History is on the Occupiers’ side

The Occupy Wall Street protests began like many movements — a small group of committed activists decided to stage a rally and express their frustrations with the political system. 

At first sight, most politicians would have ignored the Occupiers as just another demonstration led by a few dozen college students. But unlike most protests, the Occupy movement has grown massively in a short period of time, spilling over into dozens of U.S. cities, drawing support from activists of all ages, and capturing the nation’s attention. 


The movement’s momentum continues to grow. Suddenly, the movement demands to be taken seriously. The Occupiers have infused the liberal grassroots sphere with vibrancy in the same way that the Tea Party rejuvenated conservative activists in 2009. But will the Occupy movement transform liberal politics? Will they shape Democrats’ policy agenda as the Tea Partyers influenced the Republicans?

The time is ripe for the Occupy movement to have an impact on political and social reform. Scholars have identified a number of factors associated with the transformative potential of social movements, all of which seem to be on the side of the Occupiers. 

First, a movement must have an organizational and resource capacity to mobilize supporters. The past few weeks of protests coupled with the remarkable public relations skills of the media-savvy activists indicate that the movement has strong capacity. 

Second, a movement must be able to capture the public’s attention. Getting attention has not been a problem for the movement ever since police officers decided to pepper-spray a few nonviolent protestors. And third, a movement needs to have vulnerable targets. This is an easy one for the protestors. The stagnating reputations of Washington policymakers and a declining trust in the American financial sector ensures the activists have plenty of attractive targets.

Conditions are ripe for taking action. And yet, the movement, despite its great success mobilizing participants and attracting constant media attention, has not defined aggressively a clear policy agenda. The Occupiers haven’t yet narrowed on a single susceptible target, despite the ready availability of attractive candidates. 

Instead, the Occupiers seem intent on taking a slow but steady course of action geared around solidarity-building protests and inclusive coalition-building among like-minded individuals and groups. Unlike the Tea Party, which quickly jumped into the political fray by targeting Congress’s proposed healthcare reform, the Occupy movement hasn’t settled on a clear line of attack, leading some to worry that the moment for action will be wasted. 

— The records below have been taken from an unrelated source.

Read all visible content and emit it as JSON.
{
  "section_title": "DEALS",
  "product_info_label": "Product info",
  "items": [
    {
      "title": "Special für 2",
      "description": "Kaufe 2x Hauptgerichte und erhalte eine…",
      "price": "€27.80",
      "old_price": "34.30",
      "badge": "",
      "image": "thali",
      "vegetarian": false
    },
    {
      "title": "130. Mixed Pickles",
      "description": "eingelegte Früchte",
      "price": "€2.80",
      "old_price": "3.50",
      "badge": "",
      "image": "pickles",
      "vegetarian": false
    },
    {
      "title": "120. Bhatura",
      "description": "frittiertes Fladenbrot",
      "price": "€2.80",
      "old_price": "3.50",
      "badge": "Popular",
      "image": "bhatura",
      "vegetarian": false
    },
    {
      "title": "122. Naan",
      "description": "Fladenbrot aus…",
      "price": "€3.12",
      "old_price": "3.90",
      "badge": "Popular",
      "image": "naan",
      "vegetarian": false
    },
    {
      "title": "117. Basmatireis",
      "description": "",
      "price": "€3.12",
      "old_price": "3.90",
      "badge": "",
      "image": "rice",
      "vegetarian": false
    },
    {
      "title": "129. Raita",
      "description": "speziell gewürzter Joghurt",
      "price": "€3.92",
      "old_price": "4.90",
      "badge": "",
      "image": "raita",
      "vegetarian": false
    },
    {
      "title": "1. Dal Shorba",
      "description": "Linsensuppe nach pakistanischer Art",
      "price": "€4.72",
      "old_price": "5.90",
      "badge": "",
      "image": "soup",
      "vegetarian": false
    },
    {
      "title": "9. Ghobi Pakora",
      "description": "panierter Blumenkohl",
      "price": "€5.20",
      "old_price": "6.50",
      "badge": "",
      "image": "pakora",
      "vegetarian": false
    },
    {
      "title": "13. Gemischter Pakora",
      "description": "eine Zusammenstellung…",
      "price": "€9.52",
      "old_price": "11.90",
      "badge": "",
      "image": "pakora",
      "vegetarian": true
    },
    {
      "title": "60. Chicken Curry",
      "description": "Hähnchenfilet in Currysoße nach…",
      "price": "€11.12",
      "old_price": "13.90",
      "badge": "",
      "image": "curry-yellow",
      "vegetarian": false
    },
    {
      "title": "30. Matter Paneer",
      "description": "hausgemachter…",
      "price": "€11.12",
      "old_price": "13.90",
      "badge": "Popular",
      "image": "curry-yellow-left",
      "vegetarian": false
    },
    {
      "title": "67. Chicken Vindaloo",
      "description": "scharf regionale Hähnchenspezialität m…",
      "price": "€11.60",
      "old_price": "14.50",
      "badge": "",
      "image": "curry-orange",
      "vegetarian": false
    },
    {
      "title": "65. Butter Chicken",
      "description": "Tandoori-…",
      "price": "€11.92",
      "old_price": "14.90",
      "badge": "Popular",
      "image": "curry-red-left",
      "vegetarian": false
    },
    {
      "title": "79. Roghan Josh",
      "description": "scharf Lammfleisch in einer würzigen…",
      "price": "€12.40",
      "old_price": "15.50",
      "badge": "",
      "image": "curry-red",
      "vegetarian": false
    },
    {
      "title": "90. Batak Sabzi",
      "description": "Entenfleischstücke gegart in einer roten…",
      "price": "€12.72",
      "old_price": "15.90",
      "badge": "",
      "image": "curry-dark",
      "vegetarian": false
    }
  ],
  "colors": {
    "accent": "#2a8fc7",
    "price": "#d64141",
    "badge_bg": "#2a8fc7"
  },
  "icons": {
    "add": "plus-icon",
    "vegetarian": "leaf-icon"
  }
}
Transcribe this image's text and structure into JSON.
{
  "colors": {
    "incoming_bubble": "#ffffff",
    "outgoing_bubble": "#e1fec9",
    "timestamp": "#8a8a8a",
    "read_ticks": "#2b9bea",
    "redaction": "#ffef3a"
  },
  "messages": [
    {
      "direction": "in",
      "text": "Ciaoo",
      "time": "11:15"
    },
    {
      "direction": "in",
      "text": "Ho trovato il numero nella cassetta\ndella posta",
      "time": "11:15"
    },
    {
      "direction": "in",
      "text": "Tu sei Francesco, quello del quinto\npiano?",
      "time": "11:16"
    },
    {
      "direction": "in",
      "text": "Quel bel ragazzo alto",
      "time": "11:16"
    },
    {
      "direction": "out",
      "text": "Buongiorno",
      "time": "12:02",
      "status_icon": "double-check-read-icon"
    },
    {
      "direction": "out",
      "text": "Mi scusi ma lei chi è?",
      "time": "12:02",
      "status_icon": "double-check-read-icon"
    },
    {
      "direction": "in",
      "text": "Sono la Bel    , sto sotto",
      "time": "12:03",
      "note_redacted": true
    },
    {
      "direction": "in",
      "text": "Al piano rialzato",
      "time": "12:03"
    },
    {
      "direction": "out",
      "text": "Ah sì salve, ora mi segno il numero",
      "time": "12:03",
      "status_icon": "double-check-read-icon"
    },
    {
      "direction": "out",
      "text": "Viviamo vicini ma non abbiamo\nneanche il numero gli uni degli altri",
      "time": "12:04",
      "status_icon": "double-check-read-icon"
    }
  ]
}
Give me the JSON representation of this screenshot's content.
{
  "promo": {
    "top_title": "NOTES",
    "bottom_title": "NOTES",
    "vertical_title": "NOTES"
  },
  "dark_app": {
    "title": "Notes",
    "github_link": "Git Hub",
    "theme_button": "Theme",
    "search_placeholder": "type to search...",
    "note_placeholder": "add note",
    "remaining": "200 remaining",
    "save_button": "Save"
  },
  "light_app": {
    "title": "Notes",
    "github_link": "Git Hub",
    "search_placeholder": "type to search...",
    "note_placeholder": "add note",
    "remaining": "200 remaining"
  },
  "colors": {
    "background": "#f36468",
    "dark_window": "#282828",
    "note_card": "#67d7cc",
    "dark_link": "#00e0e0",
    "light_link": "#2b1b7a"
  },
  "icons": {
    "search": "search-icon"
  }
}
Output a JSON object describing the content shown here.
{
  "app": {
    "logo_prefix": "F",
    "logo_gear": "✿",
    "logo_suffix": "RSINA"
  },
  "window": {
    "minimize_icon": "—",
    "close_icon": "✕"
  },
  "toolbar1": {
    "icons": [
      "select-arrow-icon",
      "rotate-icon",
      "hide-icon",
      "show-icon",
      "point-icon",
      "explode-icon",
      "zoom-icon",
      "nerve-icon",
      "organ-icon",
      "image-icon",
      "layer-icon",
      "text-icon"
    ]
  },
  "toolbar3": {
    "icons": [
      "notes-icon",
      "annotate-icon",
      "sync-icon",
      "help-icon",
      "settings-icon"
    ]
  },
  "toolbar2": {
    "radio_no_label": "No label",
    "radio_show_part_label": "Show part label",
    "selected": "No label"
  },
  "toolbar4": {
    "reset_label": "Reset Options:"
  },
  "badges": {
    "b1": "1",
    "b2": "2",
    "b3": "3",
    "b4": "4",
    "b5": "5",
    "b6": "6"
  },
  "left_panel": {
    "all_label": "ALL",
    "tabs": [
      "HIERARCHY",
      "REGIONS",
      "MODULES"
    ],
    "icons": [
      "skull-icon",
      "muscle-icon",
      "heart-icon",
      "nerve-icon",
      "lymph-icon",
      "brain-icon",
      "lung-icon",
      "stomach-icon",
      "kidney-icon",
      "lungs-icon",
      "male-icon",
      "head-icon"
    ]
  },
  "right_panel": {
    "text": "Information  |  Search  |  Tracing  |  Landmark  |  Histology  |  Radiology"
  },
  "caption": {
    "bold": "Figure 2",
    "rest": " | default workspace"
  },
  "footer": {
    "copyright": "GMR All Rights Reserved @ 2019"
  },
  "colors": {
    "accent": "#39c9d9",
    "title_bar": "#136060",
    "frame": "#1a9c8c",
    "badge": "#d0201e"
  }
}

But there are a number of good reasons for the Occupiers not to bolt headlong into policy debates. The movement is still quite new and the coalitions between diverse activist groups are still fragile. Although the core of this network consists of seasoned activists, many of the participants are novices who have never organized a rally or march before. One of the purposes of the protests is to cultivate participation in grassroots activism and develop the necessary skills and tools needed to sustain an enduring movement. Rushing into policy debate, while certainly satisfying the urges of those demanding immediate change, might prematurely end the formative stage of the movement. 

Members of the movement also see their purpose as being more about instigating a discussion about democratic processes than about demanding political outcomes. Irked by the exclusive tendencies of conventional politics, the Occupiers have created a free space where philosophical assumptions and ideas can be deliberated and dissected, while at the same time developing coherent long-term strategies for change. 

You have to admire the methodical commitment to democratic process and philosophical integrity of the Occupiers, but if the movement is going to have a positive influence on policymaking or electoral politics, the Occupiers will eventually need to get more specific about their demands. 

The tension facing the Occupy movement now is to identify a few specific demands while still maintaining the carefully constructed democratic processes that sustain their leaderless organizational structure. Getting into politics will, of course, raise the possibility of the movement being co-opted by politicians or other interest groups who are eager to capitalize on the movement’s popularity and energy. But at the same time, failing to take any specific actions puts the movement at risk of breaking up into schisms, each with different goals and visions of the future, or gradually fading into obscurity as the media shifts its attention elsewhere. 

Most of the major social and political reforms in U.S. history originated in a social movement. The Occupiers are certainly well-positioned to push reforms of their own design. The Occupy movement just needs to decide for which reforms, if any, it would like to be remembered.

King is an assistant professor at the Northwestern University’s Kellogg School of Management.